It Takes A Village

A peek into the average high schooler’s schedule is a peek into the eye of chaos.

In addition to being enrolled in seven different courses each with their own assignments, exams and special projects, students also participate in after-school organizations or athletics; they volunteer or take on a part time job, eke out quality time with the family and attempt to maintain a social life. Oh and if there’s any time left, they attempt to get the 8-10 hours of sleep the National Sleep Foundation deems necessary for healthy development.

Now, imagine scheduling an array of pre-natal appointments and adding the stressors of pregnancy to this already packed schedule.

That was a reality for almost 700 Palm Beach County teenagers in 2013.

Teen childbearing costs U.S. taxpayers approximately $9.4 billion annually in health care, foster care, incarceration and lost tax revenue. The issue is cyclical and teen parents often beget more teen parents.

Organizations like Teen Outreach Program are committed to educating and empowering teenagers in the hopes of lowering teen pregnancy rates and breaking the cycle of poverty that often accompanies teen pregnancies.

TOP facilitator Rosana Vargas has dedicated herself to this mission and to connecting the community to further empower teens.

As May was National Teen Pregnancy Prevention Month, Rosana spent a great deal of time talking to her club about pregnancy prevention – everything from how to deal with peer pressure to the dangers of unprotected sex.  

 “We survey the community and focus on the issues in the area,” Rosana explained. “Teen pregnancy was a big one.”

This conversation led to a brainstorm. It’s one thing to educate teens about pregnancy prevention but what happens when a teenager finds herself pregnant?

“We decided to host a shower to honor the new life coming into the world,” Rosana said. “There’s no shunning. There’s no shaming. We give advice. We’re there for the family and we want them to know that they have hope.”

The response to this idea was overwhelmingly positive and the club got to work immediately. They connected with Healthy Mothers, Healthy Babies and arranged a baby shower for eight teen mothers who were either pregnant or had recently given birth.

“We took the girls to Wal-mart to shop for essentials, “Rosana said. “You know, diapers and formula and wipes.”

The experience hit home for sophomore Mimi Irizarry.

“It was expensive!” she exclaimed. “My mom was a teen mom and I’ve got a lot of respect for these girls. I’ve seen a lot of struggles with bills. There were nights when my mom went to bed hungry just so we could eat. She’s my hero.”

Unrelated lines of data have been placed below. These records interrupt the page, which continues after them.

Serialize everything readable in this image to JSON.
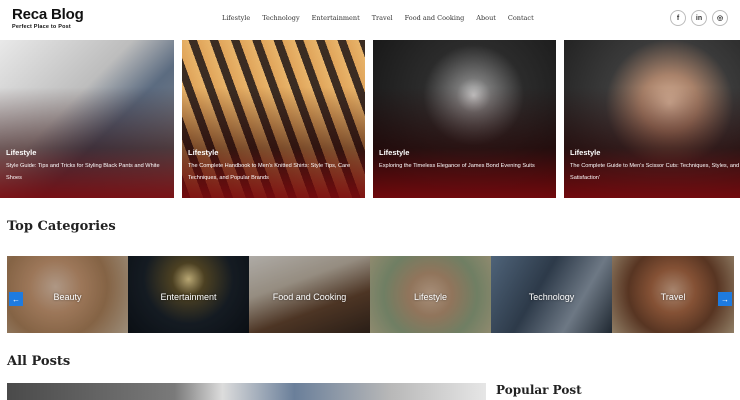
{
  "header": {
    "logo_text": "Reca Blog",
    "logo_tagline": "Perfect Place to Post",
    "nav": [
      "Lifestyle",
      "Technology",
      "Entertainment",
      "Travel",
      "Food and Cooking",
      "About",
      "Contact"
    ],
    "social": [
      {
        "icon": "facebook-icon",
        "glyph": "f"
      },
      {
        "icon": "linkedin-icon",
        "glyph": "in"
      },
      {
        "icon": "instagram-icon",
        "glyph": "◎"
      }
    ]
  },
  "featured_posts": [
    {
      "category": "Lifestyle",
      "title": "Style Guide: Tips and Tricks for Styling Black Pants and White Shoes"
    },
    {
      "category": "Lifestyle",
      "title": "The Complete Handbook to Men's Knitted Shirts: Style Tips, Care Techniques, and Popular Brands"
    },
    {
      "category": "Lifestyle",
      "title": "Exploring the Timeless Elegance of James Bond Evening Suits"
    },
    {
      "category": "Lifestyle",
      "title": "The Complete Guide to Men's Scissor Cuts: Techniques, Styles, and Satisfaction'"
    }
  ],
  "top_categories": {
    "title": "Top Categories",
    "items": [
      "Beauty",
      "Entertainment",
      "Food and Cooking",
      "Lifestyle",
      "Technology",
      "Travel"
    ],
    "prev_glyph": "←",
    "next_glyph": "→"
  },
  "all_posts": {
    "title": "All Posts",
    "popular_title": "Popular Post"
  },
  "colors": {
    "accent": "#1e7be0",
    "card_overlay": "#7a080c"
  }
}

In addition to the items provided by TOP, Community Partners Supportive Housing Program Director Tracy Speranza donated onesies and Healthy Mothers, Healthy Babies donated items from their emergency pantry.

“Surprising the girls was the best part,” said sophomore Keyla Abreu. “I really liked having time to share with them and letting them know that someone’s there.”

Even though they played shower games and ate cake, the focus of the shower remained on supporting these young parents and at the end of the event, every mother and mother-to-be went home with a beautifully packaged gift basket filled with essential items as well as thoughtful gifts.

“We want to make sure they know they’re not alone,” Keyla said. “Being a mom is hard!”